 rulers’ s role as chief shaman
 goal: to obtain knowledge from divine serpent
 took place in public settings (great plaza)
o Chiefdom
these ‘intermediate scale’ societies as they are sometimes termed by archaeologist are characterized by social inequalities, which were often ascribed, both political and economically; they had a division of labor based on age and gender, yet, the elites and craft specializors were often exempt. They had centralized political offices and the leaders used influence to gain and maintain power. Typically the chiefs were responsible for warfare, for dealing with outsiders and for religious authority. These societies are typically marked by settlement patterns linked to settlement hierarchy and seen through settlement hierarchies of public facilities.
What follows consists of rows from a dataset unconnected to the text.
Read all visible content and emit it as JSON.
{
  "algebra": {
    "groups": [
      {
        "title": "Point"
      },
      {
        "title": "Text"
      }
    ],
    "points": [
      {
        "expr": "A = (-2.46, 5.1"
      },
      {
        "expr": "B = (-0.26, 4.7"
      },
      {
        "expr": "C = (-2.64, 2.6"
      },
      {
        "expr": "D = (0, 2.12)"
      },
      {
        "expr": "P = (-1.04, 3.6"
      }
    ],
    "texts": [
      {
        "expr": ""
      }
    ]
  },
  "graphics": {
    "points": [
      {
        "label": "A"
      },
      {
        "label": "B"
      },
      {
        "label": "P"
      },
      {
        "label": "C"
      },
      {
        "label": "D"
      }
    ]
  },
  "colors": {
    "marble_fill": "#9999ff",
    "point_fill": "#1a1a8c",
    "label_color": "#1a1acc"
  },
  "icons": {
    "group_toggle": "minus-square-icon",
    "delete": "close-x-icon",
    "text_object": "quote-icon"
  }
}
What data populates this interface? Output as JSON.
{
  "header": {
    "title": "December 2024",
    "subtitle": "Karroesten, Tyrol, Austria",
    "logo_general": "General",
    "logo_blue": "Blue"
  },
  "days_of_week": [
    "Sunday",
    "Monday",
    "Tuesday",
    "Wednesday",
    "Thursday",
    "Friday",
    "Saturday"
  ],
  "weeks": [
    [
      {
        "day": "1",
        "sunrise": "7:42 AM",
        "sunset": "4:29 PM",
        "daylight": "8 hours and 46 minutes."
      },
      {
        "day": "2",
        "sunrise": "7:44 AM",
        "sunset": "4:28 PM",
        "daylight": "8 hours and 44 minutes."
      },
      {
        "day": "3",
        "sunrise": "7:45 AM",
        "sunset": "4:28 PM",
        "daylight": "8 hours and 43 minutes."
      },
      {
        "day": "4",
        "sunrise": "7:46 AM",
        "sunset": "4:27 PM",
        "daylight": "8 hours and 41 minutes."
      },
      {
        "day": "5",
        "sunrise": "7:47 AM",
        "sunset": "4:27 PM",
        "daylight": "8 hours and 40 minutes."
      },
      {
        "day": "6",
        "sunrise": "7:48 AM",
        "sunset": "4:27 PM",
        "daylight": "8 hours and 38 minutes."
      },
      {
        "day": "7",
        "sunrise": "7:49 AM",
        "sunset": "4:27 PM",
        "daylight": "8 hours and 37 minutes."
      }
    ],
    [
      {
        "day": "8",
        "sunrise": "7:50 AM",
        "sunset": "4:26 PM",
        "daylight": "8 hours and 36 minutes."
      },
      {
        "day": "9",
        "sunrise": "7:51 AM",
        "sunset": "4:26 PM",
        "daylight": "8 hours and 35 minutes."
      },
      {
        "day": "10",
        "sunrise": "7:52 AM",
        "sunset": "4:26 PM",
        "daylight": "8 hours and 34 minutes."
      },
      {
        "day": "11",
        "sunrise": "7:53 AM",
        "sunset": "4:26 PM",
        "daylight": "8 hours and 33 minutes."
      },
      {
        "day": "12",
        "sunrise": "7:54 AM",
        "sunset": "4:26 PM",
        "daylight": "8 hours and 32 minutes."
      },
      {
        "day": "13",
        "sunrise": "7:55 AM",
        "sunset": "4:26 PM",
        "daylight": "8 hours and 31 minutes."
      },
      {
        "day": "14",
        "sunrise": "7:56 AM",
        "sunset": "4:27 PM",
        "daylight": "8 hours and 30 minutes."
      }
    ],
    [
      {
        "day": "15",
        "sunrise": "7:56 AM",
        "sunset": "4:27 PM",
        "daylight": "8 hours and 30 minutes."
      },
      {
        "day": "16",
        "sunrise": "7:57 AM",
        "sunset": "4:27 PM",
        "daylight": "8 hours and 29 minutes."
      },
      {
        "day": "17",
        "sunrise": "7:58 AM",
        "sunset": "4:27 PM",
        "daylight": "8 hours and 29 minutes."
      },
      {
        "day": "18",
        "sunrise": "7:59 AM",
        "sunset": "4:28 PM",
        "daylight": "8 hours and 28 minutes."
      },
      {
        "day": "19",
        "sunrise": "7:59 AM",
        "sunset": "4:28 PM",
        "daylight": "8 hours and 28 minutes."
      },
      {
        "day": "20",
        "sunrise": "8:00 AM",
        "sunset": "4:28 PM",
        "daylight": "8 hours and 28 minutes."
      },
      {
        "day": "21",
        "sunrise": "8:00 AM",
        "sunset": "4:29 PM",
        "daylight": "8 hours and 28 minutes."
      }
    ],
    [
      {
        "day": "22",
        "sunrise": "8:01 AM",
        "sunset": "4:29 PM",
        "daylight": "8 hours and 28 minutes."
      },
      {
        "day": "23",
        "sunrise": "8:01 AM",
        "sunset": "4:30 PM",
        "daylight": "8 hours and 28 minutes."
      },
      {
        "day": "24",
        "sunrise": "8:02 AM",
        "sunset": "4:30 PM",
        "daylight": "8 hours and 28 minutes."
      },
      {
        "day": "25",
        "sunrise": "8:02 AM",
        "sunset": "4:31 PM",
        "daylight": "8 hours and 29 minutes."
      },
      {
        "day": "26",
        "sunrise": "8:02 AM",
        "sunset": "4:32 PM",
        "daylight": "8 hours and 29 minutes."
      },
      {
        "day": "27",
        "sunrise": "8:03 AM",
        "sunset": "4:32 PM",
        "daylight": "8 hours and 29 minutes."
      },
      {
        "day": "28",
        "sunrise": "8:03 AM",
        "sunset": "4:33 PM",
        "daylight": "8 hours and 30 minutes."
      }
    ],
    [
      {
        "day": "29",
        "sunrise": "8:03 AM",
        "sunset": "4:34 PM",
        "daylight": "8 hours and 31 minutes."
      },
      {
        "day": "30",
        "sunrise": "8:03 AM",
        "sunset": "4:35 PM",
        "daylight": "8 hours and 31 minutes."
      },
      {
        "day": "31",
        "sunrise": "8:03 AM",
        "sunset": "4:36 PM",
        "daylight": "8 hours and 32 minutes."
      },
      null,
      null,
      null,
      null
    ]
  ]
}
Chiefdoms had economic patterns which created differences bt nobles and commoners. Specializations were common and chiefdoms were visable by their mortuary patterns and the use of symbols, ie: think the costumry of the chiefs.
o State
a form of government with an internally specialized and hierarchically organized decision-making apparatus. A state generally has three or more administrative levels; usually stratified societies; they shared many similiarities: a dietary trinity, trade, religious systems.
o Long count
the classic maya system of dating that records the total number of days elapsed from an initial date in the distant past; the system is based on multiples of 20
• Importance of agricultural surplus in state formation
o The cultivation and exploitations of agricultural surpluses is related to the formation of states. Chiefs were generally associated with agricultural societies. With agriculture it was easy to produce a storable surplus and with domesticated plants, one could produce an even greater return per unit of land. The chiefs could and did, extract or control these food surpless and they could encourage their peoples to work to produce beyond their immeditate needs.
city state
o Mesoamerica city-state was a center or collection of peoples, in which they were supported by the hinterlands, they were provided or offered other services that the towns did not. These societies were lead by leads and are marked by hierarchy, political and economic differentiation. City states are territorial and use military acquisition that is not seen in chiefdoms. An empire is a union of dispersed territories, colonies, states, and unrelated peoples under one soverign rule.
city
A large collection of peoples, provides things that surrounding towns do not provide (economics, governments, specialization); they are supported by hinterlands
• Classic Maya Collapse
the classic maya collapse occurred near the 10th century and is marked by the cesisation of monumental building; many of the political centers were abandonded, and depopulation to other areas occurred. Archeologist have suggests that this collapse might have been related to conquest, to the disruption of exchange networks, or from environmental degradtation and economic collapse. Or it could have been triggered by civil war and class conflicts.
o Hieroglyph
depictive, art-related system of writing, such as that of Mesoamerica; may also refer to an individual symbol
o Ideograph
: a written symbol that represents an abstract idea rather than the sound of a word or the pictorial symbol of an object
o Phonetic: pertaining to the sounds of speech
monte alban
- long time occupiation
- zapotec state
- hill top location
- defensive wall
Puuc style
identifiable by a mosaic of limestone masonry covering a rubble core
a. The influence of the Puuc style is associated with ceramic and architectural elements from the non-maya areas of Mexico
chichen itza
post classic maya, highlands mexico
el mirador
formative maya, lowlands maya
tikal
classic maya, lowlands mexico